• [Work to complete] Every line in the data below that holds "this" should be found and copied.

• [Collected data entries]
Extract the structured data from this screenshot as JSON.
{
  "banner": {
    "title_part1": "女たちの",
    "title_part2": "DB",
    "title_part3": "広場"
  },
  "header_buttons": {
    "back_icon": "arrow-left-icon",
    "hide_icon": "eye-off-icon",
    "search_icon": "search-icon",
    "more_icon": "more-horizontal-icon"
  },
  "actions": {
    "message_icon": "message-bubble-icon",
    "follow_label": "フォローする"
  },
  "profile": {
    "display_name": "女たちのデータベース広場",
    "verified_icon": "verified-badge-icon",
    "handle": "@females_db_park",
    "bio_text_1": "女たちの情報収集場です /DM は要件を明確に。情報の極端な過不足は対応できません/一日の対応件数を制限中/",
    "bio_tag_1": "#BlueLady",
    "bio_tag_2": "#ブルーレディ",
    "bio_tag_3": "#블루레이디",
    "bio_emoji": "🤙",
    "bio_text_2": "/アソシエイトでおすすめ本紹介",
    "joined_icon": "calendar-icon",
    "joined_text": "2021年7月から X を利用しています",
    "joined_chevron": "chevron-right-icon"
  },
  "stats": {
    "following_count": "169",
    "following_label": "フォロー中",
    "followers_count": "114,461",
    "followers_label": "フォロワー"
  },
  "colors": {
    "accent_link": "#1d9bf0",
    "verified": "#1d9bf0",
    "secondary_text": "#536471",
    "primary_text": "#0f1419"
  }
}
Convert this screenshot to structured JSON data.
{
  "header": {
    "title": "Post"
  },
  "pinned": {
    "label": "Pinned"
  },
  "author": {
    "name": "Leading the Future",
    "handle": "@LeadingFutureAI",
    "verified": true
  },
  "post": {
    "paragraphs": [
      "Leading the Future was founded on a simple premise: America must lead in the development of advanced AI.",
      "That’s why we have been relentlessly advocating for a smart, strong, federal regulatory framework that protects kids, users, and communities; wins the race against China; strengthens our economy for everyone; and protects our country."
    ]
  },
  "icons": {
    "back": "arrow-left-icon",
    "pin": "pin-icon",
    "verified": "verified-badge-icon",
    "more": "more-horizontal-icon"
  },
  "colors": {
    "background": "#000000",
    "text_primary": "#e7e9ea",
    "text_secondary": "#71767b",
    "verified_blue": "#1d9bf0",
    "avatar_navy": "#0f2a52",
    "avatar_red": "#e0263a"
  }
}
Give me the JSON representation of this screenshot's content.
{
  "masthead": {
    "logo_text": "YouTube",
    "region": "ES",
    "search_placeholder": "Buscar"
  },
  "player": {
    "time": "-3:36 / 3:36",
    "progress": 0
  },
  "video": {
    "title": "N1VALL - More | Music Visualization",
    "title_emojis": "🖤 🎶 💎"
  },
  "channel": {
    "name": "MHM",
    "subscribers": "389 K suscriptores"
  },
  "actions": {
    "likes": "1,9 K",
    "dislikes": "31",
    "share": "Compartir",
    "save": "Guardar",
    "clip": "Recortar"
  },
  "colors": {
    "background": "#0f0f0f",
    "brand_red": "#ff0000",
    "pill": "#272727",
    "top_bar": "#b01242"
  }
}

• [Response area]
Extract the structured data from this screenshot as JSON.
Convert this screenshot to structured JSON data.
Give me the JSON representation of this screenshot's content.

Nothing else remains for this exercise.